"I've come to agree," he says, "with the saying 'it is better to minister to one in the field than 500 in garrison.' "
Still, more often than not, he helps Jewish soldiers come to Bagram, particularly for holidays best celebrated in fellowship. At Passover this year, 20 soldiers shared a Seder that stretched well into the night in the unit's chapel.
As brigade chaplain, Felzenberg also makes sure that the Christian chaplains under him meet the needs of their communities and that everyone, regardless of denomination, can participate in morale-building activities like the outreach program with the local Afghans, or can simply knock on his door if they need to talk.

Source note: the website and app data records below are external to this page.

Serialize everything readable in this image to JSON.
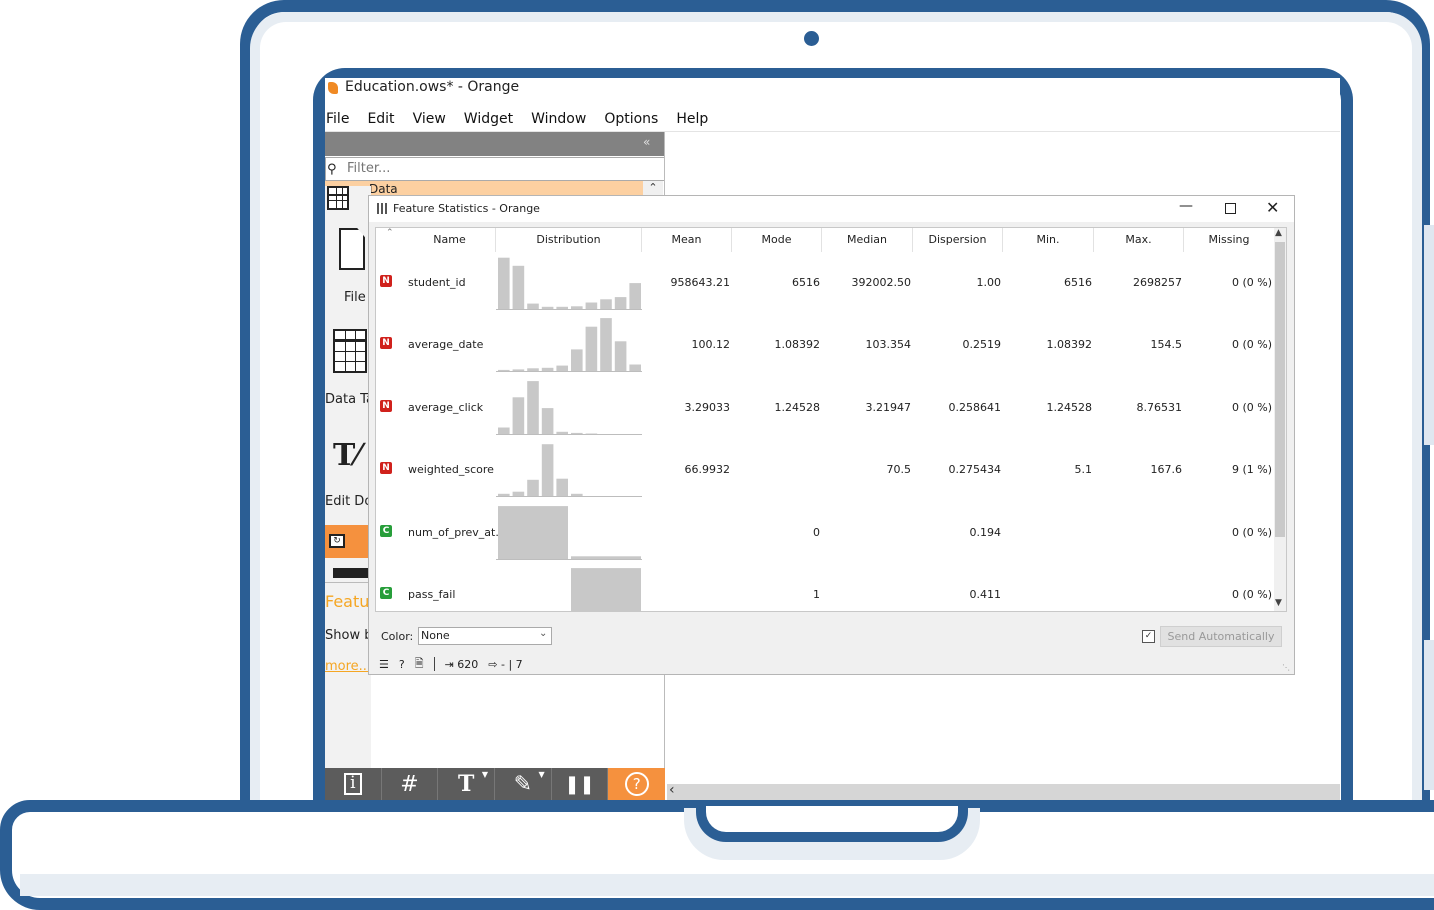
{
  "app": {
    "title": "Education.ows* - Orange",
    "menu": [
      "File",
      "Edit",
      "View",
      "Widget",
      "Window",
      "Options",
      "Help"
    ]
  },
  "toolbox": {
    "collapse_glyph": "«",
    "filter_placeholder": "Filter...",
    "category": "Data",
    "widgets": [
      {
        "label": "File",
        "icon": "file-icon"
      },
      {
        "label": "Data Table",
        "icon": "data-table-icon"
      },
      {
        "label": "Edit Domain",
        "icon": "edit-domain-icon"
      }
    ],
    "help": {
      "title": "Feature Statistics",
      "description": "Show basic statistics for data features.",
      "more": "more..."
    },
    "bottom_buttons": [
      {
        "name": "info-icon",
        "glyph": "🛈"
      },
      {
        "name": "grid-icon",
        "glyph": "#"
      },
      {
        "name": "text-icon",
        "glyph": "T"
      },
      {
        "name": "pen-icon",
        "glyph": "✎"
      },
      {
        "name": "pause-icon",
        "glyph": "❚❚"
      },
      {
        "name": "help-icon",
        "glyph": "?"
      }
    ]
  },
  "feature_statistics": {
    "window_title": "Feature Statistics - Orange",
    "columns": [
      "Name",
      "Distribution",
      "Mean",
      "Mode",
      "Median",
      "Dispersion",
      "Min.",
      "Max.",
      "Missing"
    ],
    "rows": [
      {
        "type": "N",
        "name": "student_id",
        "mean": "958643.21",
        "mode": "6516",
        "median": "392002.50",
        "dispersion": "1.00",
        "min": "6516",
        "max": "2698257",
        "missing": "0 (0 %)",
        "hist": [
          0.95,
          0.8,
          0.1,
          0.04,
          0.04,
          0.05,
          0.12,
          0.18,
          0.22,
          0.48
        ]
      },
      {
        "type": "N",
        "name": "average_date",
        "mean": "100.12",
        "mode": "1.08392",
        "median": "103.354",
        "dispersion": "0.2519",
        "min": "1.08392",
        "max": "154.5",
        "missing": "0 (0 %)",
        "hist": [
          0.02,
          0.03,
          0.05,
          0.06,
          0.1,
          0.4,
          0.82,
          0.98,
          0.55,
          0.12
        ]
      },
      {
        "type": "N",
        "name": "average_click",
        "mean": "3.29033",
        "mode": "1.24528",
        "median": "3.21947",
        "dispersion": "0.258641",
        "min": "1.24528",
        "max": "8.76531",
        "missing": "0 (0 %)",
        "hist": [
          0.12,
          0.68,
          0.98,
          0.48,
          0.04,
          0.02,
          0.01,
          0.0,
          0.0,
          0.0
        ]
      },
      {
        "type": "N",
        "name": "weighted_score",
        "mean": "66.9932",
        "mode": "",
        "median": "70.5",
        "dispersion": "0.275434",
        "min": "5.1",
        "max": "167.6",
        "missing": "9 (1 %)",
        "hist": [
          0.04,
          0.08,
          0.3,
          0.96,
          0.32,
          0.04,
          0.0,
          0.0,
          0.0,
          0.0
        ]
      },
      {
        "type": "C",
        "name": "num_of_prev_at...",
        "mean": "",
        "mode": "0",
        "median": "",
        "dispersion": "0.194",
        "min": "",
        "max": "",
        "missing": "0 (0 %)",
        "hist": [
          0.98,
          0.05
        ]
      },
      {
        "type": "C",
        "name": "pass_fail",
        "mean": "",
        "mode": "1",
        "median": "",
        "dispersion": "0.411",
        "min": "",
        "max": "",
        "missing": "0 (0 %)",
        "hist": [
          0.0,
          0.98
        ]
      }
    ],
    "color_label": "Color:",
    "color_value": "None",
    "auto_send_checked": true,
    "send_label": "Send Automatically",
    "status": {
      "input": "620",
      "output": "- | 7"
    }
  },
  "colors": {
    "accent": "#f5913e",
    "laptop": "#2b5e94",
    "numeric_badge": "#d0211c",
    "categorical_badge": "#279e3a",
    "bar": "#c8c8c8"
  }
}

In fact, Felzenberg's rigorous prayer schedule and dietary restrictions make it easy for soldiers to track him down, especially at mealtime, when they can simply follow the smell of latkes or eggs back to the long, narrow room where he ricochets like a pinball between a one-eyed burner, a minifridge, and the microwave.
While he cooks, he talks. "Pain is just weakness leaving the body," he says, at one point, echoing a Marine recruiting slogan, "and though nobody likes to be deployed for an extended period of time, it's ultimately a job and a mission that must be done, and if we don't do it those who come after us will either have to do it or not even be afforded the opportunity to do it."
His unwavering certainty appeals to many of the soldiers, including some, like Staff Sgt. Greg Dean, who are neither in his brigade nor Jewish yet attend services and Bible study with Felzenberg because his firm beliefs enrich rather than stifle a conversation with people who hold other views. When he returns stateside, Sergeant Dean doubts he'll have this kind of ready access to a rabbi. Fond of puzzling out the intricacies of the Old Testament, Dean will miss the intellectual contact.
"I enjoy talking with him," Dean says over a hasty dinner in the cafeteria. "Lots of Orthodox rabbis are very brittle – he's not. I like his mind."